Snow to sun in a few hours. The first week was much needed relaxation at the house of F’s parents, where my friends F and B and their daughter D are here; I timed my visit to meet them (not to mention abuse their hospitality!) It was great to laze around their pool for a few days, taking siestas in the heat of the afternoon and eating fresh food and being with friends.
After a week of this it was time for a trip – we hired a car and B, F, her sister N and myself headed off for a week. We ended up travelling 1200km south, as far as Castro on the island of Chiloe, off Chile. South of Santiago, the weather and scenery get more and more Mediterranean … the huge peaks of the Andes march in the distance parallel to the road, and we passed beautiful fields, yellows and greens and browns rich in a bright, clear sunlight. We travelled around the Lakes District, a popular holiday and adventure spot for Chileans. Visited a stunning emerald pool fed by waterfalls; ate huge slabs of beef in a restaurant (where the owner’s family treated us to their holiday video, including film of the family killing a calf – sorry any vegetarians out there); had various car adventures (got hit in the back at a stop sign by a bad driver – fun for the girls at the police station – blew a tire in a national park and with the help of friendly passers-by got it changed); clambered over the lava foothills of the Volcan Villarica; soaked in hot thermal springs at Menetue. Onwards to Puerto Montt and then to a ferry to take us over to Chiloe, seals playing in the water and the Andes a long line heading south on the horizon.

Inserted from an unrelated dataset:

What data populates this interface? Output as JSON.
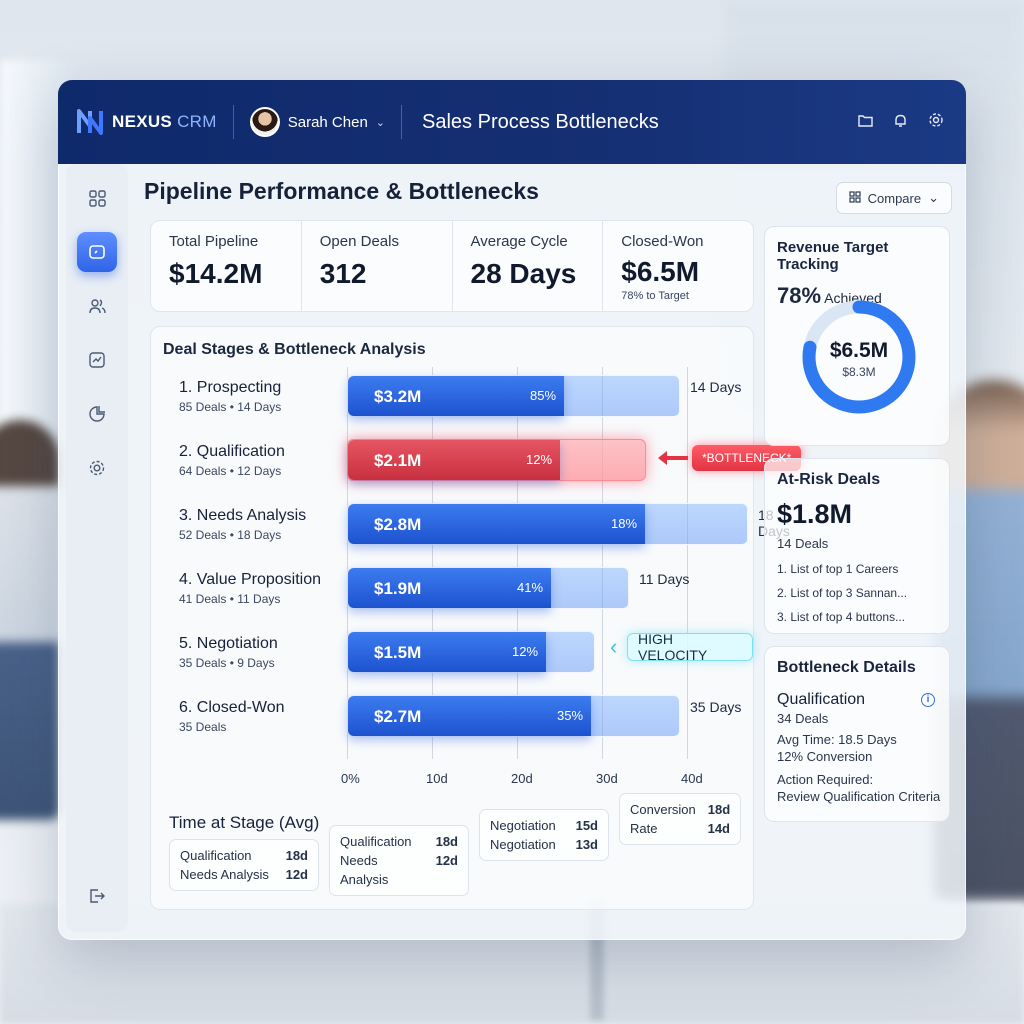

Stayed a couple of days at the very relaxing seaside town of Ancud, ate curanto, a huge local speciality of shellfish, potatoes, pork, sausage and chicken and drank excellent pisco sours (new favourite drink); drove down the island to another smaller ferry and across to the little island of Achao; back to Chiloe and the town of Castro for dinner of crab chupae, yum – great seafood in these parts, in fact excellent food everywhere – back to Ancud and then the mainland and stayed at Frutillar, a beautiful village on the lake, very German due to early settlers; swam in a clear cold lake with the white cone of Volcan Orsono looming in the background. Perfect weather the whole trip. Shopped in colourful, noisy and interesting markets and bought a new travel hat for the desert. F and N did most of the talking to hotel and restaurant staff but B and I are slowly picking up bits of Spanish as we go; I have to work hard as I’ll be on my own in a few days – though I’m getting better than the time last week I asked someone “When is the bathrooms?” Sometimes I can even pick out a few words and get the gist of what someone is saying!
All in all a wonderful week – a hell of a lot of driving for B and I on sometimes challenging roads but we saw lots and had a great time. The day after we got back we had a perfect birthday gathering for B at a house on the outskirts of Santiago owned by a friend of F’s family – with the lights of the city spread out below us ten people gathered around a table outside, eating steak, black pudding and salads and drinking pisco sours, beer and red wine. B had his guitar, I was supplied with saucepans, and a girl there was a guitar player and singer, so the guitar was passed back and forth and we played Beatles songs and Chilean folk songs into the night.
Back in Santiago, and I stayed at a beautiful flat in Las Condes with friends V and T. I never knew I knew so many people in foreign lands!
I’ve been into the city a couple of times (and drove through it on the way home and lived to tell the tale) B and I spent half a day wandering the streets and visiting the old presidential palace, the main Plaza de Armas and the old cathedral. Yesterday was a long day by myself, tracking down a bookstore that stocked English Lonely Planets (which cost me a bundle), visiting the oldest church in Santiago, the Iglesias San Francisco, wandering the beautiful gardens and fountains of the Cerro Santa Lucia, a landscaped hill in the city centre, visiting the Pre-Columbian Museum, and buying an adaptor for my shaver! The weather is beautiful but gets very hot in the early and mid afternoon. Luckily it is dry and any shade is very cooling. Everyone stares at me as I’m such a strange looking typical gringo. In some cases this is not always so bad, as Chilean women are absolutely gorgeous, and I have been told I may look quite exotic to them!!
So, next I’m flying out of Santiago in a few days up to the port city of Antofagasta. V knows a travel agent there who can give me a hand. The plan is to take a bus out to the desert to San Pedro de Atacama. The Atacama is the most ‘perfect’ desert in the world, utterly barren but apparently stunningly beautiful. From there I will bus up to Arica, near the Peruvian border, and take a very steep train trip northeast into Bolivia and to La Paz. Whether I see some of Bolivia or head west to Lake Titicaca and Peru is a later decision. All a pretty standard ‘gringo trail’ itinerary, but then there are reasons why it’s such a popular route, and it will be good to meet other travellers, especially with my incredibly bad Spanish ..